> _WORK REQUEST_: Read through the listing below and copy each line in which the word "object" occurs.

> _MATERIAL SHOWN_:
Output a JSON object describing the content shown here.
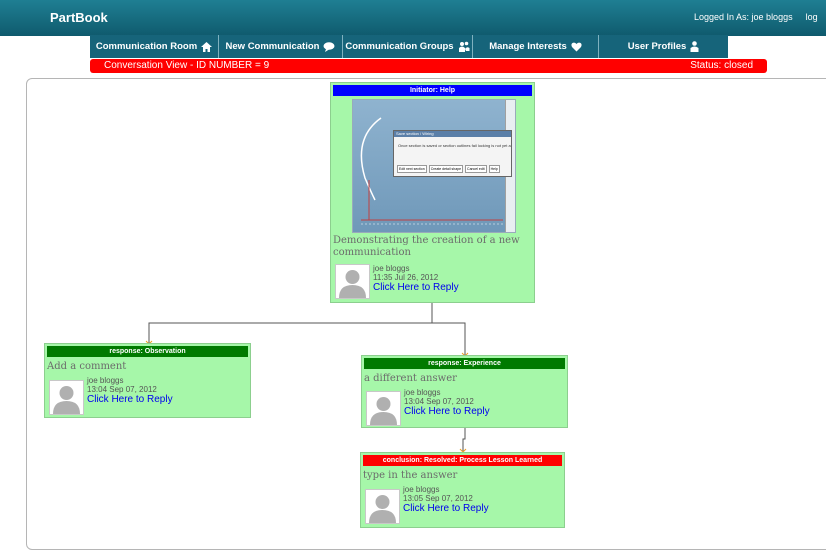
{
  "app": {
    "brand": "PartBook",
    "login_text": "Logged In As: joe bloggs",
    "logout_label": "log"
  },
  "nav": [
    {
      "label": "Communication Room",
      "icon": "home-icon"
    },
    {
      "label": "New Communication",
      "icon": "speech-bubble-icon"
    },
    {
      "label": "Communication Groups",
      "icon": "group-icon"
    },
    {
      "label": "Manage Interests",
      "icon": "heart-icon"
    },
    {
      "label": "User Profiles",
      "icon": "user-icon"
    }
  ],
  "conversation": {
    "title": "Conversation View - ID NUMBER = 9",
    "status": "Status: closed"
  },
  "colors": {
    "initiator": "#0000ff",
    "response": "#007a00",
    "conclusion": "#ff0000",
    "node_bg": "#a6f7a9",
    "link": "#0000ee"
  },
  "nodes": [
    {
      "header": "Initiator: Help",
      "text": "Demonstrating the creation of a new communication",
      "text_lines": [
        "Demonstrating the creation of a new",
        "communication"
      ],
      "author": "joe bloggs",
      "date": "11:35 Jul 26, 2012",
      "reply": "Click Here to Reply",
      "screenshot_dialog": {
        "title": "Save section / Wiring",
        "message": "Once section is saved or section outlines fail locking is not yet allowed",
        "buttons": [
          "Edit next section",
          "Create detail shape",
          "Cancel edit",
          "Help"
        ]
      }
    },
    {
      "header": "response: Observation",
      "text": "Add a comment",
      "author": "joe bloggs",
      "date": "13:04 Sep 07, 2012",
      "reply": "Click Here to Reply"
    },
    {
      "header": "response: Experience",
      "text": "a different answer",
      "author": "joe bloggs",
      "date": "13:04 Sep 07, 2012",
      "reply": "Click Here to Reply"
    },
    {
      "header": "conclusion: Resolved: Process Lesson Learned",
      "text": "type in the answer",
      "author": "joe bloggs",
      "date": "13:05 Sep 07, 2012",
      "reply": "Click Here to Reply"
    }
  ]
}
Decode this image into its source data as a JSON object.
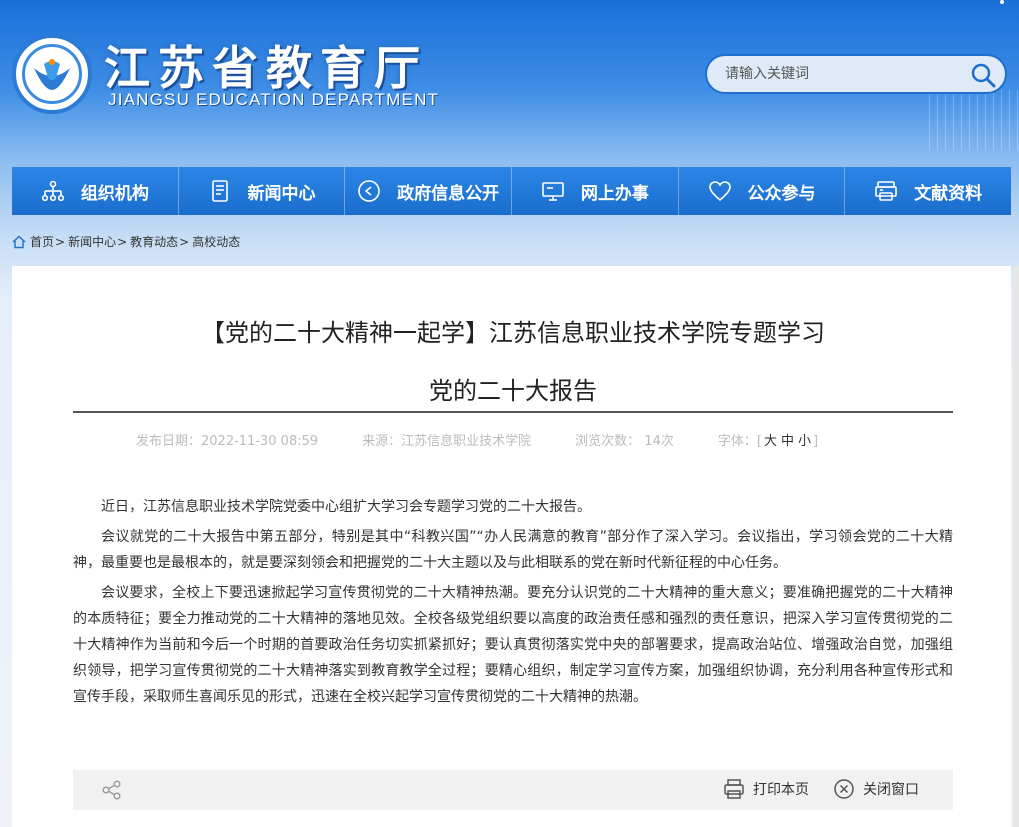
{
  "header": {
    "title": "江苏省教育厅",
    "subtitle": "JIANGSU EDUCATION DEPARTMENT",
    "search_placeholder": "请输入关键词"
  },
  "nav": {
    "items": [
      {
        "label": "组织机构",
        "icon": "org-chart-icon"
      },
      {
        "label": "新闻中心",
        "icon": "document-icon"
      },
      {
        "label": "政府信息公开",
        "icon": "circle-arrow-icon"
      },
      {
        "label": "网上办事",
        "icon": "monitor-icon"
      },
      {
        "label": "公众参与",
        "icon": "heart-icon"
      },
      {
        "label": "文献资料",
        "icon": "printer-stack-icon"
      }
    ]
  },
  "breadcrumb": {
    "items": [
      "首页",
      "新闻中心",
      "教育动态",
      "高校动态"
    ],
    "separator": ">"
  },
  "article": {
    "title_line1": "【党的二十大精神一起学】江苏信息职业技术学院专题学习",
    "title_line2": "党的二十大报告",
    "meta": {
      "date": "发布日期：2022-11-30 08:59",
      "source": "来源：江苏信息职业技术学院",
      "views": "浏览次数： 14次",
      "font_label": "字体：",
      "font_open": "[",
      "font_large": "大",
      "font_medium": "中",
      "font_small": "小",
      "font_close": "]"
    },
    "paragraphs": [
      "近日，江苏信息职业技术学院党委中心组扩大学习会专题学习党的二十大报告。",
      "会议就党的二十大报告中第五部分，特别是其中“科教兴国”“办人民满意的教育”部分作了深入学习。会议指出，学习领会党的二十大精神，最重要也是最根本的，就是要深刻领会和把握党的二十大主题以及与此相联系的党在新时代新征程的中心任务。",
      "会议要求，全校上下要迅速掀起学习宣传贯彻党的二十大精神热潮。要充分认识党的二十大精神的重大意义；要准确把握党的二十大精神的本质特征；要全力推动党的二十大精神的落地见效。全校各级党组织要以高度的政治责任感和强烈的责任意识，把深入学习宣传贯彻党的二十大精神作为当前和今后一个时期的首要政治任务切实抓紧抓好；要认真贯彻落实党中央的部署要求，提高政治站位、增强政治自觉，加强组织领导，把学习宣传贯彻党的二十大精神落实到教育教学全过程；要精心组织，制定学习宣传方案，加强组织协调，充分利用各种宣传形式和宣传手段，采取师生喜闻乐见的形式，迅速在全校兴起学习宣传贯彻党的二十大精神的热潮。"
    ]
  },
  "toolbar": {
    "print_label": "打印本页",
    "close_label": "关闭窗口"
  },
  "colors": {
    "nav_blue": "#1f78d8",
    "header_blue": "#1a6fd8"
  }
}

> _FINISHED TASK_:
Output a JSON object describing the content shown here.
Decode this image into its source data as a JSON object.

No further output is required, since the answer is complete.